On Behalf of | Mar 1, 2024 | Real Estate Contract Disputes, Tampa Real Estate Attorney

After considering the location, quality, price and resale value, you finally bought your dream house. However, no matter how clear a title may seem, there is always the possibility that there is trouble you do not expect.

How is deed fraud committed?

A fraudster can steal a title by transferring ownership without the actual owner knowing. He or she can take out a mortgage on it or offer the false deed to unknowing buyers.

Other ways to commit deed fraud include faking an owner’s signature and adding false information. A deed signed by the actual owner may still be fraudulent if he or she signed due to force or pressure, is a minor or has mental incapacity.

Florida law counters real property fraud

A recent law in Florida set out measures to address deed fraud. It mandated every county’s clerk of the court to provide a free electronic notification service by July 1, 2024. This will inform a registered user whenever his land record is logged in the county’s public records.

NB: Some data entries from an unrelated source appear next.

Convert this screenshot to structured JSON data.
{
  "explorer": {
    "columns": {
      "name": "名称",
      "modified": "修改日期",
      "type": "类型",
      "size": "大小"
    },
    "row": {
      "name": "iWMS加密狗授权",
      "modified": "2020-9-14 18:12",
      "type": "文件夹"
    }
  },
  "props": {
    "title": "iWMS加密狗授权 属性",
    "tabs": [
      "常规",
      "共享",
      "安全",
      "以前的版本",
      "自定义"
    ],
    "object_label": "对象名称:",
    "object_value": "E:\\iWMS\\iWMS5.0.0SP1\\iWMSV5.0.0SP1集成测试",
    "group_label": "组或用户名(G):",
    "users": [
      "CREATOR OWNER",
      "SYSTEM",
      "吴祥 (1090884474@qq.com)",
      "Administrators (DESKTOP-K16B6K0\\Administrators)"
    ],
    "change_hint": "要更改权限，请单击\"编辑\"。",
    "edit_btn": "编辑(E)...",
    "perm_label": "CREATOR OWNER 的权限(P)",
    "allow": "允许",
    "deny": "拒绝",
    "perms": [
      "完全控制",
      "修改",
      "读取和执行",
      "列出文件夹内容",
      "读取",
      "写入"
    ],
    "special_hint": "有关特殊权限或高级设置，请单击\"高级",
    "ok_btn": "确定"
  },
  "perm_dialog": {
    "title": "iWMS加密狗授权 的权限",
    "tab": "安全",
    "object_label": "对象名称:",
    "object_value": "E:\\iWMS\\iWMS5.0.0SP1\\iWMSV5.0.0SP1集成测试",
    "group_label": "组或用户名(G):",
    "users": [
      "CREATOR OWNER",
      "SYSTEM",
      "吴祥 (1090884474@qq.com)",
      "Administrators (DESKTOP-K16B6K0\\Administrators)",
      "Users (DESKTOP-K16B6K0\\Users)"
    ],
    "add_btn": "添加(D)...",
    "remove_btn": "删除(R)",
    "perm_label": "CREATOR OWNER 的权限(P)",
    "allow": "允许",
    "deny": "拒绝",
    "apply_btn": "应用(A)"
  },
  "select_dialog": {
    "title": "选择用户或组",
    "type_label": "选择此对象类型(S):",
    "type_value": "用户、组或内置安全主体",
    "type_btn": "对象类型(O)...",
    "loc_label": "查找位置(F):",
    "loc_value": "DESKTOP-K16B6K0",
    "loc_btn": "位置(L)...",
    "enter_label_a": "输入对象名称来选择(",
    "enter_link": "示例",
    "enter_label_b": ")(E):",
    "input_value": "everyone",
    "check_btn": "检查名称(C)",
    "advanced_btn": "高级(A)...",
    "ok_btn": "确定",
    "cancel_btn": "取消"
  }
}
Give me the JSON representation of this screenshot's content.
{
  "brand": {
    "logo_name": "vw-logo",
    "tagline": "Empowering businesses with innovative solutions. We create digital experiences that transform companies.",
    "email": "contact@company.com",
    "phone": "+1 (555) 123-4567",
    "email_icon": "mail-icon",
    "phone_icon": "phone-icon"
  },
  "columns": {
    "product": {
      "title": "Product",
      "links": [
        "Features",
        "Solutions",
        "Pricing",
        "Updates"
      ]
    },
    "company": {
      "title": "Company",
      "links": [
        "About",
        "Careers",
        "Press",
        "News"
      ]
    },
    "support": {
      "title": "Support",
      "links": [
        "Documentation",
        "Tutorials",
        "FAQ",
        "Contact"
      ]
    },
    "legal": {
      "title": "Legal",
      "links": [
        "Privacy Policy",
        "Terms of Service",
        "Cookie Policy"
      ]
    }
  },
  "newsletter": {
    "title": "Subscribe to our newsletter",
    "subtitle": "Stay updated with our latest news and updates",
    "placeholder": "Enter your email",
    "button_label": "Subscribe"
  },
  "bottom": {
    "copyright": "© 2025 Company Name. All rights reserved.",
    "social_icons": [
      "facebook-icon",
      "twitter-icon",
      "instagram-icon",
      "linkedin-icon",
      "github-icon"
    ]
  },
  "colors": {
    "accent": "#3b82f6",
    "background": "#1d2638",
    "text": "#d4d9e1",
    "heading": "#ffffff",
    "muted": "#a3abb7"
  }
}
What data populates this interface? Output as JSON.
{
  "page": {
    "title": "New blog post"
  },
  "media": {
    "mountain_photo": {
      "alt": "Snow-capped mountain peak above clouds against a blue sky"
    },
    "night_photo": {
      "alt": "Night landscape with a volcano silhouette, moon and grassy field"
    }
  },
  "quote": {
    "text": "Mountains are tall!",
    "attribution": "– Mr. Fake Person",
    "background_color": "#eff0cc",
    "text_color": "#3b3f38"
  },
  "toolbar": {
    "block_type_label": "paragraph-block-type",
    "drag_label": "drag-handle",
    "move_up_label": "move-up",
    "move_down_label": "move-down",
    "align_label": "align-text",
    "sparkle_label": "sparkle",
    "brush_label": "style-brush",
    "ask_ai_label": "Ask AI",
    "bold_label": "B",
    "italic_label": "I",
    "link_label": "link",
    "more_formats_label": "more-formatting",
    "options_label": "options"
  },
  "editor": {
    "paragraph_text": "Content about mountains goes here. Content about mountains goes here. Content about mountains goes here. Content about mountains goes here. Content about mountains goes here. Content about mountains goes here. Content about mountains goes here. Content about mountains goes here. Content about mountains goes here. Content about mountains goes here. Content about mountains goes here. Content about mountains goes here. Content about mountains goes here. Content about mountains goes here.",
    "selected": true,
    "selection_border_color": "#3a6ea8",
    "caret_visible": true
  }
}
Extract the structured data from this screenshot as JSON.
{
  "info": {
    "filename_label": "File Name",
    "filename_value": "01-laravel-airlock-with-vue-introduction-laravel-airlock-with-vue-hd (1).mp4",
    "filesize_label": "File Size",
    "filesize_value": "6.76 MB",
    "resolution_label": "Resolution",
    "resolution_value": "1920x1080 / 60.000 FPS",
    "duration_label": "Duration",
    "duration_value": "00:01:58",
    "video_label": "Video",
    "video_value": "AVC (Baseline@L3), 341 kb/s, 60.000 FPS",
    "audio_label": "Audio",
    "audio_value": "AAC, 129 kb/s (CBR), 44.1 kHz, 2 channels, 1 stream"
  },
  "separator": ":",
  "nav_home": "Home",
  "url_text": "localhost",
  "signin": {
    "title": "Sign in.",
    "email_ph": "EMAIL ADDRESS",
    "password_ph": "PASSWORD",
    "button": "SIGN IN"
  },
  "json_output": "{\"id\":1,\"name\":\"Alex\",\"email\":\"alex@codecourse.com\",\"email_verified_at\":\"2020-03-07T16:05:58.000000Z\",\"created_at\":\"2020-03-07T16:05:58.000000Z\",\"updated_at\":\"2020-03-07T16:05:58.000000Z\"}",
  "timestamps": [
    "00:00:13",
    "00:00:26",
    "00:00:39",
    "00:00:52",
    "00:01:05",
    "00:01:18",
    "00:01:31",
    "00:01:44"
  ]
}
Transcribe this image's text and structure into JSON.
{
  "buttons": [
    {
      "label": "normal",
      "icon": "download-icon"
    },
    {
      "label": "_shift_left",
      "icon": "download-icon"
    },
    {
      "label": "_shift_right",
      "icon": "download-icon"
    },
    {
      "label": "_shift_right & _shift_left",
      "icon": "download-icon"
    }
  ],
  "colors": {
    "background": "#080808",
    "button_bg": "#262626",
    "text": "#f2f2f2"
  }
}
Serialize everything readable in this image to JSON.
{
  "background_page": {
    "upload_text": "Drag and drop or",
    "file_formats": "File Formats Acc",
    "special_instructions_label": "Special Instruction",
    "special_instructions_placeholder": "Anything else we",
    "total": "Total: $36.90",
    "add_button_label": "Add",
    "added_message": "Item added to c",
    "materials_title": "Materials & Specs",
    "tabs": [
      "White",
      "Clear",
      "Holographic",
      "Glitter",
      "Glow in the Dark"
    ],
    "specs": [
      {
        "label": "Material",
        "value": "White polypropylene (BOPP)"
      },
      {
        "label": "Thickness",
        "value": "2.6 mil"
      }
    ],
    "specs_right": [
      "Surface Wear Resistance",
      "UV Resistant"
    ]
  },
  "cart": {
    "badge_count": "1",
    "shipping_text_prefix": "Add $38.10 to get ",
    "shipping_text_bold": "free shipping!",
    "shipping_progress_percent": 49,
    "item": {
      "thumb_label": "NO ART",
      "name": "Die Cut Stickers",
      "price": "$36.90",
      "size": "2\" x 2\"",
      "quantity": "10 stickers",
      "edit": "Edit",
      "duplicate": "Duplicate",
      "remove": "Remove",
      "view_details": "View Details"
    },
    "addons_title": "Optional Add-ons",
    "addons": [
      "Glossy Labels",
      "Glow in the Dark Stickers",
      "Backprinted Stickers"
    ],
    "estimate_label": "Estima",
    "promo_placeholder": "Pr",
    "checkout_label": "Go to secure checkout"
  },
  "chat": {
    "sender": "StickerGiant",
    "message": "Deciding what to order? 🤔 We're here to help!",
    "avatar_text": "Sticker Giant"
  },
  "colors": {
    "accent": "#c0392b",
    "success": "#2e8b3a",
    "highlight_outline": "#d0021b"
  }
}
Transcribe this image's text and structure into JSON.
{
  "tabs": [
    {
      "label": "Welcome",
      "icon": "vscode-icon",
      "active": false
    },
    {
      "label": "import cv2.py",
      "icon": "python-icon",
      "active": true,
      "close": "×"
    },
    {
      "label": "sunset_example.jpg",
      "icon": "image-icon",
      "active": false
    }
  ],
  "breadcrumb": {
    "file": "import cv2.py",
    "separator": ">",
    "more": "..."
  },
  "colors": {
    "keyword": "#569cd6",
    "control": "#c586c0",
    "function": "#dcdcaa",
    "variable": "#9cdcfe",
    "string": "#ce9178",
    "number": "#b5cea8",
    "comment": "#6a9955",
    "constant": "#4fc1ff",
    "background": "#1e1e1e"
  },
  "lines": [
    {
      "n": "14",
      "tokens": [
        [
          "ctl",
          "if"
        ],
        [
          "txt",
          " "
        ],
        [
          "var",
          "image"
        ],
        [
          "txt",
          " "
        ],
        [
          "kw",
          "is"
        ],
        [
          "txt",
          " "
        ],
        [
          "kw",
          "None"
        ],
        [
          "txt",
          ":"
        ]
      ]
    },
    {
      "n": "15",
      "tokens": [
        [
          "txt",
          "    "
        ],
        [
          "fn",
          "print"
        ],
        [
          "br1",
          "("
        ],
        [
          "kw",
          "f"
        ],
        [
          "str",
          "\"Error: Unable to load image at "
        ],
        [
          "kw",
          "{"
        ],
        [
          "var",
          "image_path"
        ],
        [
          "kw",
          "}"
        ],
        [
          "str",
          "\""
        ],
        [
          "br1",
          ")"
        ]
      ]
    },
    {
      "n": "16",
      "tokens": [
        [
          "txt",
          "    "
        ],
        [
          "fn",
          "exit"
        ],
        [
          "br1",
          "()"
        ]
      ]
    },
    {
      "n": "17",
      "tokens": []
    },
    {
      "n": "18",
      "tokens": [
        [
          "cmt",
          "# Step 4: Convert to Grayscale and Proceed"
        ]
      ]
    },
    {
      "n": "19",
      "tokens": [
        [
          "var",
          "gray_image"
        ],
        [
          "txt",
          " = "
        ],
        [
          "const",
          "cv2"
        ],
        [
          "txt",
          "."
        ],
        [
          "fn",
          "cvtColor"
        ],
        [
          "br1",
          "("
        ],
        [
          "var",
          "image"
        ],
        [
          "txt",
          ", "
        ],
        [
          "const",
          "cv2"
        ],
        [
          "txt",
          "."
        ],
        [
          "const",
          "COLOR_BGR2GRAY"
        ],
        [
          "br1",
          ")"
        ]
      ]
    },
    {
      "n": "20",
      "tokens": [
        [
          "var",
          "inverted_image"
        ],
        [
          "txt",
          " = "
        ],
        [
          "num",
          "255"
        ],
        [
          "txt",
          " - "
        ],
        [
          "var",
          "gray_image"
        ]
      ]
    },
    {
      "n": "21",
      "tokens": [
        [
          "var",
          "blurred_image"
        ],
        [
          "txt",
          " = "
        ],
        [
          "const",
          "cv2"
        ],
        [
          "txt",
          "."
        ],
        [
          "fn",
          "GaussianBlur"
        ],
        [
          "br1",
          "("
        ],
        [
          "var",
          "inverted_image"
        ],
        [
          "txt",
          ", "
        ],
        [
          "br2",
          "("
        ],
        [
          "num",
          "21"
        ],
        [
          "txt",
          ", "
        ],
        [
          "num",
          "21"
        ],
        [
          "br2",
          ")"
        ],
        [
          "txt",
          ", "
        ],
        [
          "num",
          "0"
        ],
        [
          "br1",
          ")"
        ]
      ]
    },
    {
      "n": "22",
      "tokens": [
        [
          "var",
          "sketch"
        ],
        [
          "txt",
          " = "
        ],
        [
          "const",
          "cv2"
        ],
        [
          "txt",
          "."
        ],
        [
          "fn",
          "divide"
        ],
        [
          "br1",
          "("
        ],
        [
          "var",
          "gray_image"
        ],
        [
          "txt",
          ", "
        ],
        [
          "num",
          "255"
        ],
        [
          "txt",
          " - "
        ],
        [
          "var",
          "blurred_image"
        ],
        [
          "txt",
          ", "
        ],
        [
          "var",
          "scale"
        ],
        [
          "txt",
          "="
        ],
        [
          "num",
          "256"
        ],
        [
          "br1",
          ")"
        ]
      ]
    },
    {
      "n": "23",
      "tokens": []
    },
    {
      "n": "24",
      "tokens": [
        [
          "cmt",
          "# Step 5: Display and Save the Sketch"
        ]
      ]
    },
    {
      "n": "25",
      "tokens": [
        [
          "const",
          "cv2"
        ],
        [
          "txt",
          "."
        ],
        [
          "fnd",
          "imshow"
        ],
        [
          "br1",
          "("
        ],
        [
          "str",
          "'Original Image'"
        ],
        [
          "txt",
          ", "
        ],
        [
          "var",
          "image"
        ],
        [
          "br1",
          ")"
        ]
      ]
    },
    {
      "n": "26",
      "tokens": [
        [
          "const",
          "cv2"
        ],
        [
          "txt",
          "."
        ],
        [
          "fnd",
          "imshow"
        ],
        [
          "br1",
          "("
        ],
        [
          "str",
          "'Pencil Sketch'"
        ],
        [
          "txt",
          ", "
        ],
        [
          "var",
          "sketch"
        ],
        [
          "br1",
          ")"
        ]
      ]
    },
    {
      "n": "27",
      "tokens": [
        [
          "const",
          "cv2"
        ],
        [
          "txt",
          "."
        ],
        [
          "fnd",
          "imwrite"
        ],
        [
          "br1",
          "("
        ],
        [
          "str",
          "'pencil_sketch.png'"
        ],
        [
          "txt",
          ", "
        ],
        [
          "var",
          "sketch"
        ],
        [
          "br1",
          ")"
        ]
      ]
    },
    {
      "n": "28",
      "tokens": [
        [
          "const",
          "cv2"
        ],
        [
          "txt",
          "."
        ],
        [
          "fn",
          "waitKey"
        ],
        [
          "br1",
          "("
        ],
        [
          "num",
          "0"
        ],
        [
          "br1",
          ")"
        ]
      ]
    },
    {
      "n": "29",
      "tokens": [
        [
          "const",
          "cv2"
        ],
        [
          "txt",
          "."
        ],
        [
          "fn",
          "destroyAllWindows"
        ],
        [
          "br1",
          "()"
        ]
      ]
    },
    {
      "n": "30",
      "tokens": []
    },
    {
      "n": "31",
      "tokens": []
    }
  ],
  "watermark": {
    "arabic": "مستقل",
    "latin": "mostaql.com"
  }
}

The new law will also speed up the clearing process on fraudulent titles and require witnesses in real estate documents to provide their addresses. Further, the bill launched a program in Lee County that requires identification verification for those requesting transfer of ownership. The Lee County clerk must recommend if other counties should follow suit when the pilot program ends in 2025.

Taking legal action on a fraudulent title

If your Florida property has a fraudulent title, you have four years in general to sue for fraud This means you need to act as soon as possible. Homes are a huge financial investment, and being the victim of deed fraud can leave you holding onto a massive amount of debt and nowhere to live.